UK teenagers are less happy with their lives than those in many other nations, with girls much less satisfied than their male classmates, an international report has found.
It reveals that the nation is lagging behind other countries including the US, Germany and Latvia when it comes to young people's social and emotional lives.
As well as being less satisfied with life, the UK's teenagers are more likely to face exam anxiety and bullying than many of their peers, an international report has found.
And there is a major gender gap, with girls more likely to worry about their exams, according to the latest report by the Organisation for Economic Co-operation and Development (OECD).
The study - based on the OECD's Programme for International Student Assessment (Pisa) tests, which are taken by 15-year-olds around the world - found that, on a scale of one to 10, British pupils had an average satisfaction of 6.98, compared with the OECD average of 7.31.
This puts the UK behind nations such as France (7.63), Germany (7.35), Spain (7.42), Latvia (7.37) and the US (7.36), but ahead of others such as Japan (6.80), Turkey (6.12) and Korea (6.36).
Among those with the highest ratings were Mexico (8.27) and Finland (7.89).
Overall, the UK took 38th place for life satisfaction, out of 48 OECD countries, and partner nations.
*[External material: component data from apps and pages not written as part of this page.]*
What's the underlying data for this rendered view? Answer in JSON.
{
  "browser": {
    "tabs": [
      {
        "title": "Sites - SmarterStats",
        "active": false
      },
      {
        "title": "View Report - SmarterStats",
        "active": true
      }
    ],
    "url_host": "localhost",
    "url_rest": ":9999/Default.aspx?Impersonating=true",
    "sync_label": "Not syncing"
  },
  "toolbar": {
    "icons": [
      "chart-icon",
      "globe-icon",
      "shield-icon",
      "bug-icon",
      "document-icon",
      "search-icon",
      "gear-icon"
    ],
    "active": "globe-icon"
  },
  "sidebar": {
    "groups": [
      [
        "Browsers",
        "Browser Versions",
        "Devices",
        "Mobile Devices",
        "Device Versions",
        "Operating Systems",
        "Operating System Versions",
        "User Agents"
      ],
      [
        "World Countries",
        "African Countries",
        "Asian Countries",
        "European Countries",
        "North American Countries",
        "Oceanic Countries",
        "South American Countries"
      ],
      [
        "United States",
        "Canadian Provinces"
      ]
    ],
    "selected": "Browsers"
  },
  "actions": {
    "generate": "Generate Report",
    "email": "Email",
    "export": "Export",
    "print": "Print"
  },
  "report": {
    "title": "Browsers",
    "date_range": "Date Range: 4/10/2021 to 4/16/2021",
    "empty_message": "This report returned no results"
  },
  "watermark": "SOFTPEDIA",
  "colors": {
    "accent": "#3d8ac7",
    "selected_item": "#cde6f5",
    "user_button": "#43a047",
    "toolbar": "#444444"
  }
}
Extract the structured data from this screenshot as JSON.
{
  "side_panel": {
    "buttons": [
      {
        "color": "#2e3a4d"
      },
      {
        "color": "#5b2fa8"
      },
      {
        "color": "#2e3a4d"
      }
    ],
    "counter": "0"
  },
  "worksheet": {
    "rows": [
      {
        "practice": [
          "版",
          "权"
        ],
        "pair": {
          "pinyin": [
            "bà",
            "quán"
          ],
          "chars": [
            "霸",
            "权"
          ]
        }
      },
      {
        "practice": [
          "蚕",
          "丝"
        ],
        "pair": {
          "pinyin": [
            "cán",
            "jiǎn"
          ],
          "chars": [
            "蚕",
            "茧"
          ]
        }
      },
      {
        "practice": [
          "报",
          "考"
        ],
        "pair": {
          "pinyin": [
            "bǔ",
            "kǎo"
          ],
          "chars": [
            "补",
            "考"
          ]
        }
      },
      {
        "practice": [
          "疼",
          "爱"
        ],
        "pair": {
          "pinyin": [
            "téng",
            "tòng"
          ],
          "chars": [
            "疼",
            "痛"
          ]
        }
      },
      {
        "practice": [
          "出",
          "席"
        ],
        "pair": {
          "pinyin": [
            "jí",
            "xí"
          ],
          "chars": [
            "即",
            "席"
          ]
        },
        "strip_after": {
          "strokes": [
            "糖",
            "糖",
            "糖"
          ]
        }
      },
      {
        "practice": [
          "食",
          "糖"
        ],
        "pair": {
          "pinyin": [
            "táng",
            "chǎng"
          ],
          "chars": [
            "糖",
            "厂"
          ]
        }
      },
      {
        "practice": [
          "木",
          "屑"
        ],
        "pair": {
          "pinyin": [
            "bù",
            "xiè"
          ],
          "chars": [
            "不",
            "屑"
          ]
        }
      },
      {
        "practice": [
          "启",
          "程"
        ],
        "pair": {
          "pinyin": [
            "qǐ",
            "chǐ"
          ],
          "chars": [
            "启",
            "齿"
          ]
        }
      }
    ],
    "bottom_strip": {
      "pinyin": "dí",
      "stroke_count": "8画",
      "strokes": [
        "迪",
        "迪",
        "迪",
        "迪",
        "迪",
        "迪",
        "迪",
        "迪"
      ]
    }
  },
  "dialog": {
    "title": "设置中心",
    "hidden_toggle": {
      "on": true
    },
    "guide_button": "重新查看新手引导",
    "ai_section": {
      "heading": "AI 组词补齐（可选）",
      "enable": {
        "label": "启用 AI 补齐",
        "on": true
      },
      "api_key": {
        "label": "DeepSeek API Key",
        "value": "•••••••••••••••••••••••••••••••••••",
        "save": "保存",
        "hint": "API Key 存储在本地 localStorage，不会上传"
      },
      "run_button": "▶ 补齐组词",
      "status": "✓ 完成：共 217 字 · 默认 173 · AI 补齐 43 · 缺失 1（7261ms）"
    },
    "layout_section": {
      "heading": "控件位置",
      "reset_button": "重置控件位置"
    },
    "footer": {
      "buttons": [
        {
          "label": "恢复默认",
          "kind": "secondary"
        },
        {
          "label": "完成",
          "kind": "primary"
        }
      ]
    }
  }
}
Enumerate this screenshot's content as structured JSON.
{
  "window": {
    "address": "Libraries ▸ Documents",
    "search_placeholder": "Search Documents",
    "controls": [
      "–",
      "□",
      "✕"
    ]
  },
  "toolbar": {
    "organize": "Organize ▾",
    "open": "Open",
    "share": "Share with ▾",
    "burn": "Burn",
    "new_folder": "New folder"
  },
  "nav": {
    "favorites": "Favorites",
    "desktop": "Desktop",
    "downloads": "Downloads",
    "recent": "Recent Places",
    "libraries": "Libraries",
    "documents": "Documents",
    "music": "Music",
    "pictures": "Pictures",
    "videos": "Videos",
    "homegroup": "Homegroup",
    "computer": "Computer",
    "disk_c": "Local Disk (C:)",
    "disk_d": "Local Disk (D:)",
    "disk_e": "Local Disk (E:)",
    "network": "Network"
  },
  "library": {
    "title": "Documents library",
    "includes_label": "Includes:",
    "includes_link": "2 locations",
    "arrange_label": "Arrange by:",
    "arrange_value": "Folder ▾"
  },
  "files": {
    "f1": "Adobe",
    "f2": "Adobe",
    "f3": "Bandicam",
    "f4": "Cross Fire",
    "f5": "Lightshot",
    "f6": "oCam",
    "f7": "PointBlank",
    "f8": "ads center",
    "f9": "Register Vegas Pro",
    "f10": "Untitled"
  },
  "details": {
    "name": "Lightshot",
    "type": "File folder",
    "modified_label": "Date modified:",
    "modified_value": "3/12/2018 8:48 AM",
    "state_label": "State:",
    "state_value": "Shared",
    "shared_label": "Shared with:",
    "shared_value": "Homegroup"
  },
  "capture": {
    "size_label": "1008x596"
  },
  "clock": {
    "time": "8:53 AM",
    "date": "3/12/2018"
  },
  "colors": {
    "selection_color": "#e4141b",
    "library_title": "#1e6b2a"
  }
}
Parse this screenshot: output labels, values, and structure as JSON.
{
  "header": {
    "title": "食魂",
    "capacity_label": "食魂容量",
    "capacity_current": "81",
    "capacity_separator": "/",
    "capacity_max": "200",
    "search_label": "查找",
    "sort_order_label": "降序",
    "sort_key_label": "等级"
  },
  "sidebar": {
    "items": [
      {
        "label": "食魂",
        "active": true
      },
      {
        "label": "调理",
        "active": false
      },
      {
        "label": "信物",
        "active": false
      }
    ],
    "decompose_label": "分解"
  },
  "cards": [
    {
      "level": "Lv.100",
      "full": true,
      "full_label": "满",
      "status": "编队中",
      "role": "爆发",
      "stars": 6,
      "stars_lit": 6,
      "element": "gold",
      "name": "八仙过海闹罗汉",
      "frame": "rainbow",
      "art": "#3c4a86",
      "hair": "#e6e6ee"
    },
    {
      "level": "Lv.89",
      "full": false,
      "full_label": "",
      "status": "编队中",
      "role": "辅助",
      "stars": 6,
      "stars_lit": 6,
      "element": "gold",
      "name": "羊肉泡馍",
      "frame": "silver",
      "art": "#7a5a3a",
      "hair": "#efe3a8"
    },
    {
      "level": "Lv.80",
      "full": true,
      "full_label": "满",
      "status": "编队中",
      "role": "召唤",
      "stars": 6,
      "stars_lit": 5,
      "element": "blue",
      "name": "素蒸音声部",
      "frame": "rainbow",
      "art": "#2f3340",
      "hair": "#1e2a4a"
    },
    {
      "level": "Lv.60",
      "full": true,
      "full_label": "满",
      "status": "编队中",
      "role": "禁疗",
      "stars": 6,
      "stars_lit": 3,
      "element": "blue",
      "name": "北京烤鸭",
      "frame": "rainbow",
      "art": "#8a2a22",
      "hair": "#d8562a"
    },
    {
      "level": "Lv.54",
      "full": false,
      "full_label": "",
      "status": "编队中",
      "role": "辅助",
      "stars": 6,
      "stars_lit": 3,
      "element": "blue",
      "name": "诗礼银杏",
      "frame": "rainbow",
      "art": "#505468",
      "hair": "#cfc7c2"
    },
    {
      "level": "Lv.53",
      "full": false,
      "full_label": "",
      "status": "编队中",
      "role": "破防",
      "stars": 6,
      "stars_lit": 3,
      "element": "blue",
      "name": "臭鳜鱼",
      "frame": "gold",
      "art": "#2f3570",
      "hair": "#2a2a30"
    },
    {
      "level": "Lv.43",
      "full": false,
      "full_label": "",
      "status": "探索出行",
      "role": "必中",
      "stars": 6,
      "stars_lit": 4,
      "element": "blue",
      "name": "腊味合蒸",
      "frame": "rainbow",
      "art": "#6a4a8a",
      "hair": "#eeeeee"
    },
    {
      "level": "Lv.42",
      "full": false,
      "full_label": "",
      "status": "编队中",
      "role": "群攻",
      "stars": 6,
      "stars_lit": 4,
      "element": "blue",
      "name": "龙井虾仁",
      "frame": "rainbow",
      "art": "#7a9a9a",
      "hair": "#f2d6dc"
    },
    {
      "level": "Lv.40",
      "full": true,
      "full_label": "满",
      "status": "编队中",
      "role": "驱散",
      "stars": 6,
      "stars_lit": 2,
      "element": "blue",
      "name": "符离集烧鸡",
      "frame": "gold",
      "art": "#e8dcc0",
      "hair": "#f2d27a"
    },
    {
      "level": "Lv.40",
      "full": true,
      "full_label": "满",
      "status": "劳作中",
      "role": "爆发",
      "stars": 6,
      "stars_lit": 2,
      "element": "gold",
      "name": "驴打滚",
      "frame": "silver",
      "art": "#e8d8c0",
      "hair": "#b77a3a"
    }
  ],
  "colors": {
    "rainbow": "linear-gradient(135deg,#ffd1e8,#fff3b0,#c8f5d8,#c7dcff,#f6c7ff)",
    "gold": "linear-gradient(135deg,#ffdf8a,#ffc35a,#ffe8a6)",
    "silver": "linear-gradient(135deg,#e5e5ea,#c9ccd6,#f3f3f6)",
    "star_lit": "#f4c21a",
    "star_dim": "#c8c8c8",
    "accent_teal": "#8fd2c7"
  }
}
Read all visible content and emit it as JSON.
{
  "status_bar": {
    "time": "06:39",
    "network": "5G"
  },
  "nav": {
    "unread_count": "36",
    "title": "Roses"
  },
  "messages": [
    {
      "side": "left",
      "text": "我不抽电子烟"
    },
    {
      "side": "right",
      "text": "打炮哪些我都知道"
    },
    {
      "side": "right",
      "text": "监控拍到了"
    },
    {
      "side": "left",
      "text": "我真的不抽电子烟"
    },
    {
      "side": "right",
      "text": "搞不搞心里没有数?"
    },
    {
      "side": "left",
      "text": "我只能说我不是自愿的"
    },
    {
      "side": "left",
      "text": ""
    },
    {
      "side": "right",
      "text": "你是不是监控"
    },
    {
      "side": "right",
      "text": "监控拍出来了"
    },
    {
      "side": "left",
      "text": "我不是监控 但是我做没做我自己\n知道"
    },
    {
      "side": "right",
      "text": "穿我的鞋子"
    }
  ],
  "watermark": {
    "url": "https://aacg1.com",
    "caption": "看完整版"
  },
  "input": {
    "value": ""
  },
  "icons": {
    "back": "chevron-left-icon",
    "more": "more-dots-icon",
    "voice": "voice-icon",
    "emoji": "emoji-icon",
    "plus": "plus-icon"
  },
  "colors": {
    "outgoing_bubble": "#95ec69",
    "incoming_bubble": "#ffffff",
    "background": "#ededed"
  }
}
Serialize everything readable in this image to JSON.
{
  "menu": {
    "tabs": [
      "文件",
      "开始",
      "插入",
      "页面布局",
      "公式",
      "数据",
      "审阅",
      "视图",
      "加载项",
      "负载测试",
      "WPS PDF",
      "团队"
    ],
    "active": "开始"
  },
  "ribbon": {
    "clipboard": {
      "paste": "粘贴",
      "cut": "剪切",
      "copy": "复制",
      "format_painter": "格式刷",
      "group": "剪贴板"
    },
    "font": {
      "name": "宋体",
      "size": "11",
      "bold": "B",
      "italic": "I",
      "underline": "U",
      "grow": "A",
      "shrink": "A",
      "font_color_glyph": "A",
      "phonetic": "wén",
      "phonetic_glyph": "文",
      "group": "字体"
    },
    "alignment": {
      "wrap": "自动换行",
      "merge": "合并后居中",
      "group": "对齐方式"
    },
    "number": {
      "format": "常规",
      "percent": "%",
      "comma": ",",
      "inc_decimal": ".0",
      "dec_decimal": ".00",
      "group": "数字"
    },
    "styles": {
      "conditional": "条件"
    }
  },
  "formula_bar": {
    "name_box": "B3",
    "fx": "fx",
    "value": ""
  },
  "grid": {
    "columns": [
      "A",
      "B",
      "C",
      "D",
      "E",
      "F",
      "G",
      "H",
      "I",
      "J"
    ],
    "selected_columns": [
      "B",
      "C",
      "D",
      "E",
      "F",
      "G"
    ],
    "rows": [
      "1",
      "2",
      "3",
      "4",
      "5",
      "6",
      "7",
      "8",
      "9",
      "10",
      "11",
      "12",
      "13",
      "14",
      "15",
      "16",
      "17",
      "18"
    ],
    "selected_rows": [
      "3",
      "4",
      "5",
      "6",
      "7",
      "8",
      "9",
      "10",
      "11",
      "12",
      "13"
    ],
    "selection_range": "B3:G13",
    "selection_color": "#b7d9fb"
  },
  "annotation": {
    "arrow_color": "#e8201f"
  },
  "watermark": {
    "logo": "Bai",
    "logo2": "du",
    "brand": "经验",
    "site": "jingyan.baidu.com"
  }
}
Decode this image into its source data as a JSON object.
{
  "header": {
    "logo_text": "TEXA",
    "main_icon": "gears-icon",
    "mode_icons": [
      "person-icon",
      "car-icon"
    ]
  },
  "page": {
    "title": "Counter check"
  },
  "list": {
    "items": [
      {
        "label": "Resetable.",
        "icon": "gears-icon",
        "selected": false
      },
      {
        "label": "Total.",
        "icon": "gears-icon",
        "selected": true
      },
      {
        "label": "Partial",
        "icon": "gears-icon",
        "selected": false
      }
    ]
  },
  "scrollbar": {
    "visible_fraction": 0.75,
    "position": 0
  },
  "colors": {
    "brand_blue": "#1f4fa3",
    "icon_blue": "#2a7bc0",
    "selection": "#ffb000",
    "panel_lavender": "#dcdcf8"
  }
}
Among OECD countries alone, it was 23rd out of 28.
UK boys had an average score of 7.31, compared to 6.64 for UK girls - a gap larger than the OECD average.
This is a bigger gap than in 17 other countries, and only ahead of Turkey, Greece, Korea and Italy within the OECD nations.
In Japan alone, girls had higher life satisfaction than boys.
Gabriela Ramos, OECD chief of staff, said that the report showed some "worrisome" results for gender that need to be tackled.
"Again, we confirm, and this is evidence, that girls report lower levels of satisfaction, that they are subject to a lot of pressures, from social media, that they are less happy with themselves," she said.
The report notes: "Pisa 2015 does not collect data on students' body image, but other research suggests that exposure to images of overly thin girls and young women in traditional media and to photo-sharing in new social media has a significant negative impact on adolescent girls' satisfaction with themselves."
Around 540,000 students took part in the latest Pisa tests, representing around 29 million 15-year-olds in 72 participating countries and economies.
The findings show that British pupils' time at schools is more regularly marred by bullying, with almost a quarter of British students (24%) having fallen victim to any type of it, compared to 19% across OECD nations and economies.
Anxiety was also found to be permeating the British classroom, where 72% of students reported worrying about tests even if they were well-prepared, compared with 55% on average.
Again, a gender breakdown shows that three quarters (76.3%) of UK girls say they worry about getting poor grades, compared to 58.6% of their male class mates.
Girls were also more likely to say they feel very anxious before a test and get tense when they study.
Ms Ramosa said: "Across the OECD countries, students that reported the highest levels of anxiety also recorded a low level of life satisfaction."
She noted "I think the UK is one of the champions in terms of putting a lot of pressure on for tests", adding that this increases anxiety.
The reported lack of happiness teenagers have in British schools is offset by their high ambitions, the report found.
The vast majority of pupils (90%) claimed they wanted to be the best in their every endeavour, dwarfing the 65% international average, while 76% said they wanted to be the best in their class, compared to the 59% OECD average.
UK teenagers also have a high level of support from their parents, with 93% saying that their mothers and fathers encourage them to be confident, and 84% saying their parents are interested in what they do at school.
Barnardo's chief executive Javed Khan said: "These findings highlight just how vital it is for children to have someone who believes in them.
"A caring home is essential to children's wellbeing and children themselves have told us that having someone to love, listen to, support and trust them is vital for them to lead happy lives."